- Assigned task
Copies of all lines that contain "header" are needed; take them from the data below.

- App and web page records
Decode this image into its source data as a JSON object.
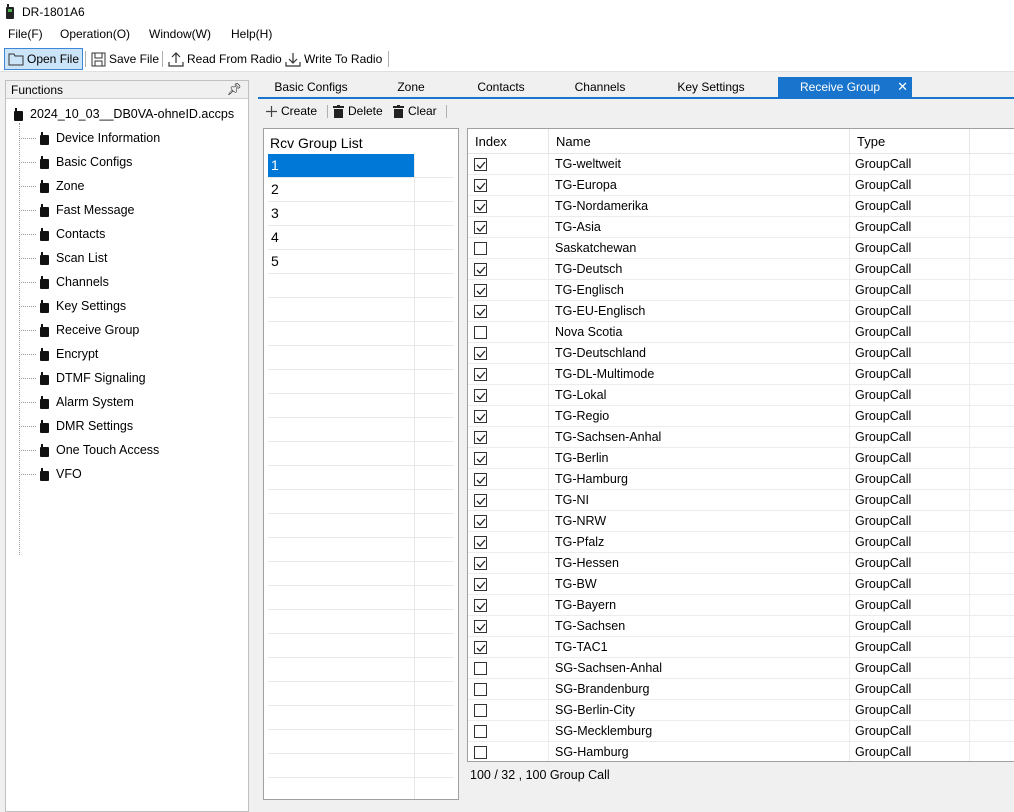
{
  "app": {
    "title": "DR-1801A6"
  },
  "menu": {
    "file": "File(F)",
    "operation": "Operation(O)",
    "window": "Window(W)",
    "help": "Help(H)"
  },
  "toolbar": {
    "open_file": "Open File",
    "save_file": "Save File",
    "read_from_radio": "Read From Radio",
    "write_to_radio": "Write To Radio"
  },
  "functions": {
    "header": "Functions",
    "pin": "ᩇ",
    "root": "2024_10_03__DB0VA-ohneID.accps",
    "items": [
      "Device Information",
      "Basic Configs",
      "Zone",
      "Fast Message",
      "Contacts",
      "Scan List",
      "Channels",
      "Key Settings",
      "Receive Group",
      "Encrypt",
      "DTMF Signaling",
      "Alarm System",
      "DMR Settings",
      "One Touch Access",
      "VFO"
    ]
  },
  "tabs": [
    "Basic Configs",
    "Zone",
    "Contacts",
    "Channels",
    "Key Settings",
    "Receive Group"
  ],
  "active_tab_close": "✕",
  "actions": {
    "create": "Create",
    "delete": "Delete",
    "clear": "Clear"
  },
  "rcv_group": {
    "header": "Rcv Group List",
    "items": [
      "1",
      "2",
      "3",
      "4",
      "5"
    ],
    "selected": "1"
  },
  "grid": {
    "columns": {
      "index": "Index",
      "name": "Name",
      "type": "Type"
    },
    "rows": [
      {
        "checked": true,
        "name": "TG-weltweit",
        "type": "GroupCall"
      },
      {
        "checked": true,
        "name": "TG-Europa",
        "type": "GroupCall"
      },
      {
        "checked": true,
        "name": "TG-Nordamerika",
        "type": "GroupCall"
      },
      {
        "checked": true,
        "name": "TG-Asia",
        "type": "GroupCall"
      },
      {
        "checked": false,
        "name": "Saskatchewan",
        "type": "GroupCall"
      },
      {
        "checked": true,
        "name": "TG-Deutsch",
        "type": "GroupCall"
      },
      {
        "checked": true,
        "name": "TG-Englisch",
        "type": "GroupCall"
      },
      {
        "checked": true,
        "name": "TG-EU-Englisch",
        "type": "GroupCall"
      },
      {
        "checked": false,
        "name": "Nova Scotia",
        "type": "GroupCall"
      },
      {
        "checked": true,
        "name": "TG-Deutschland",
        "type": "GroupCall"
      },
      {
        "checked": true,
        "name": "TG-DL-Multimode",
        "type": "GroupCall"
      },
      {
        "checked": true,
        "name": "TG-Lokal",
        "type": "GroupCall"
      },
      {
        "checked": true,
        "name": "TG-Regio",
        "type": "GroupCall"
      },
      {
        "checked": true,
        "name": "TG-Sachsen-Anhal",
        "type": "GroupCall"
      },
      {
        "checked": true,
        "name": "TG-Berlin",
        "type": "GroupCall"
      },
      {
        "checked": true,
        "name": "TG-Hamburg",
        "type": "GroupCall"
      },
      {
        "checked": true,
        "name": "TG-NI",
        "type": "GroupCall"
      },
      {
        "checked": true,
        "name": "TG-NRW",
        "type": "GroupCall"
      },
      {
        "checked": true,
        "name": "TG-Pfalz",
        "type": "GroupCall"
      },
      {
        "checked": true,
        "name": "TG-Hessen",
        "type": "GroupCall"
      },
      {
        "checked": true,
        "name": "TG-BW",
        "type": "GroupCall"
      },
      {
        "checked": true,
        "name": "TG-Bayern",
        "type": "GroupCall"
      },
      {
        "checked": true,
        "name": "TG-Sachsen",
        "type": "GroupCall"
      },
      {
        "checked": true,
        "name": "TG-TAC1",
        "type": "GroupCall"
      },
      {
        "checked": false,
        "name": "SG-Sachsen-Anhal",
        "type": "GroupCall"
      },
      {
        "checked": false,
        "name": "SG-Brandenburg",
        "type": "GroupCall"
      },
      {
        "checked": false,
        "name": "SG-Berlin-City",
        "type": "GroupCall"
      },
      {
        "checked": false,
        "name": "SG-Mecklemburg",
        "type": "GroupCall"
      },
      {
        "checked": false,
        "name": "SG-Hamburg",
        "type": "GroupCall"
      }
    ]
  },
  "status": "100 / 32 , 100 Group Call",
  "colors": {
    "accent": "#1874cd",
    "selection": "#0078d7",
    "panel_bg": "#f0f0f0"
  }
}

- Response area
    "header": "Functions",
    "header": "Rcv Group List",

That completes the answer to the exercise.